▶ [TASK INSTRUCTIONS] Please copy the entries below word for word.

▶ [Dataset rows for apps and sites]
»»
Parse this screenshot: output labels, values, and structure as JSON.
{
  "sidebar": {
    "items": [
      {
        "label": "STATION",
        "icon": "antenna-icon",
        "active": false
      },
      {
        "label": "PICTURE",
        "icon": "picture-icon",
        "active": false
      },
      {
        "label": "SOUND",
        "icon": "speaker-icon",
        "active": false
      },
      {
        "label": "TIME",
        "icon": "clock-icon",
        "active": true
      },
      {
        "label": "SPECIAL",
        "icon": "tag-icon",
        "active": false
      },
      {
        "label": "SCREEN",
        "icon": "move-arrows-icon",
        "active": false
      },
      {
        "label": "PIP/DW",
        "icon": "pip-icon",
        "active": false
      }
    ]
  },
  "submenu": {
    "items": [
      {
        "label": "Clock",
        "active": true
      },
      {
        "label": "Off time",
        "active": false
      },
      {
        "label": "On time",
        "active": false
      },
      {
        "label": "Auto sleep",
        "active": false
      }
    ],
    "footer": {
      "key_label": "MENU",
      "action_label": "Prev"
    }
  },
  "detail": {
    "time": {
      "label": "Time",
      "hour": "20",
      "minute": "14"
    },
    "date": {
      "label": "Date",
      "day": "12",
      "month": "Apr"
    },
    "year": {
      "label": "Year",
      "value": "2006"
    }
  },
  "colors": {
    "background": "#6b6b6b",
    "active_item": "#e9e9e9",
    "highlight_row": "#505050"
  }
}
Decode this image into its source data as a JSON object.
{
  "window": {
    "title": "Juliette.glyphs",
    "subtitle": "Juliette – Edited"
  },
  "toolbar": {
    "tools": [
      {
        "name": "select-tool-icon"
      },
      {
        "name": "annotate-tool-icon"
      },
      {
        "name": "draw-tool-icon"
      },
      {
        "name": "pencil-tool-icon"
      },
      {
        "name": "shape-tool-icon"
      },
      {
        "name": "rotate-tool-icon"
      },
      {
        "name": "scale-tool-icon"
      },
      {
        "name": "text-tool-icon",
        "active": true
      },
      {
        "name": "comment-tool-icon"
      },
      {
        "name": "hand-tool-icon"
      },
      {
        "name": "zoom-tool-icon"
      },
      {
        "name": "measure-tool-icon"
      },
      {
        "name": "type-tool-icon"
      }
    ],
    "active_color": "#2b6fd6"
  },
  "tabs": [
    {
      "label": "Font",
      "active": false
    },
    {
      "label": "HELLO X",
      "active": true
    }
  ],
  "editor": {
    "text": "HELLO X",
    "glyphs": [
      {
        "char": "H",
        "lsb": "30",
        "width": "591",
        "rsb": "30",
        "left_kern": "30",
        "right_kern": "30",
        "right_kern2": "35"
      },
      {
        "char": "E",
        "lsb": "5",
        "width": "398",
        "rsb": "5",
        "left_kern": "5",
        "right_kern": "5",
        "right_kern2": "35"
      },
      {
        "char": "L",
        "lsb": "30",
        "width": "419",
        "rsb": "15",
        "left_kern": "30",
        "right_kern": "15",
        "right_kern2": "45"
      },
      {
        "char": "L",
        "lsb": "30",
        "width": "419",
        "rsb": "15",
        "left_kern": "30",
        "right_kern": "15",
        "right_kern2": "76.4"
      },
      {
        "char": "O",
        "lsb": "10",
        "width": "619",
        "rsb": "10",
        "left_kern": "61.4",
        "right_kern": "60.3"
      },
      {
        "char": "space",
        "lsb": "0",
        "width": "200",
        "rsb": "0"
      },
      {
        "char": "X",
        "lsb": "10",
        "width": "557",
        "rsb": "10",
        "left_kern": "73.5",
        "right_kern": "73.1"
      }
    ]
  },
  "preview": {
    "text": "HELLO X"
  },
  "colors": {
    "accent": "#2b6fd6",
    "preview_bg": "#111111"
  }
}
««
▶ [RESULT]
Parse this screenshot: output labels, values, and structure as JSON.
{
  "sidebar": {
    "items": [
      {
        "label": "STATION",
        "icon": "antenna-icon",
        "active": false
      },
      {
        "label": "PICTURE",
        "icon": "picture-icon",
        "active": false
      },
      {
        "label": "SOUND",
        "icon": "speaker-icon",
        "active": false
      },
      {
        "label": "TIME",
        "icon": "clock-icon",
        "active": true
      },
      {
        "label": "SPECIAL",
        "icon": "tag-icon",
        "active": false
      },
      {
        "label": "SCREEN",
        "icon": "move-arrows-icon",
        "active": false
      },
      {
        "label": "PIP/DW",
        "icon": "pip-icon",
        "active": false
      }
    ]
  },
  "submenu": {
    "items": [
      {
        "label": "Clock",
        "active": true
      },
      {
        "label": "Off time",
        "active": false
      },
      {
        "label": "On time",
        "active": false
      },
      {
        "label": "Auto sleep",
        "active": false
      }
    ],
    "footer": {
      "key_label": "MENU",
      "action_label": "Prev"
    }
  },
  "detail": {
    "time": {
      "label": "Time",
      "hour": "20",
      "minute": "14"
    },
    "date": {
      "label": "Date",
      "day": "12",
      "month": "Apr"
    },
    "year": {
      "label": "Year",
      "value": "2006"
    }
  },
  "colors": {
    "background": "#6b6b6b",
    "active_item": "#e9e9e9",
    "highlight_row": "#505050"
  }
}
Decode this image into its source data as a JSON object.
{
  "window": {
    "title": "Juliette.glyphs",
    "subtitle": "Juliette – Edited"
  },
  "toolbar": {
    "tools": [
      {
        "name": "select-tool-icon"
      },
      {
        "name": "annotate-tool-icon"
      },
      {
        "name": "draw-tool-icon"
      },
      {
        "name": "pencil-tool-icon"
      },
      {
        "name": "shape-tool-icon"
      },
      {
        "name": "rotate-tool-icon"
      },
      {
        "name": "scale-tool-icon"
      },
      {
        "name": "text-tool-icon",
        "active": true
      },
      {
        "name": "comment-tool-icon"
      },
      {
        "name": "hand-tool-icon"
      },
      {
        "name": "zoom-tool-icon"
      },
      {
        "name": "measure-tool-icon"
      },
      {
        "name": "type-tool-icon"
      }
    ],
    "active_color": "#2b6fd6"
  },
  "tabs": [
    {
      "label": "Font",
      "active": false
    },
    {
      "label": "HELLO X",
      "active": true
    }
  ],
  "editor": {
    "text": "HELLO X",
    "glyphs": [
      {
        "char": "H",
        "lsb": "30",
        "width": "591",
        "rsb": "30",
        "left_kern": "30",
        "right_kern": "30",
        "right_kern2": "35"
      },
      {
        "char": "E",
        "lsb": "5",
        "width": "398",
        "rsb": "5",
        "left_kern": "5",
        "right_kern": "5",
        "right_kern2": "35"
      },
      {
        "char": "L",
        "lsb": "30",
        "width": "419",
        "rsb": "15",
        "left_kern": "30",
        "right_kern": "15",
        "right_kern2": "45"
      },
      {
        "char": "L",
        "lsb": "30",
        "width": "419",
        "rsb": "15",
        "left_kern": "30",
        "right_kern": "15",
        "right_kern2": "76.4"
      },
      {
        "char": "O",
        "lsb": "10",
        "width": "619",
        "rsb": "10",
        "left_kern": "61.4",
        "right_kern": "60.3"
      },
      {
        "char": "space",
        "lsb": "0",
        "width": "200",
        "rsb": "0"
      },
      {
        "char": "X",
        "lsb": "10",
        "width": "557",
        "rsb": "10",
        "left_kern": "73.5",
        "right_kern": "73.1"
      }
    ]
  },
  "preview": {
    "text": "HELLO X"
  },
  "colors": {
    "accent": "#2b6fd6",
    "preview_bg": "#111111"
  }
}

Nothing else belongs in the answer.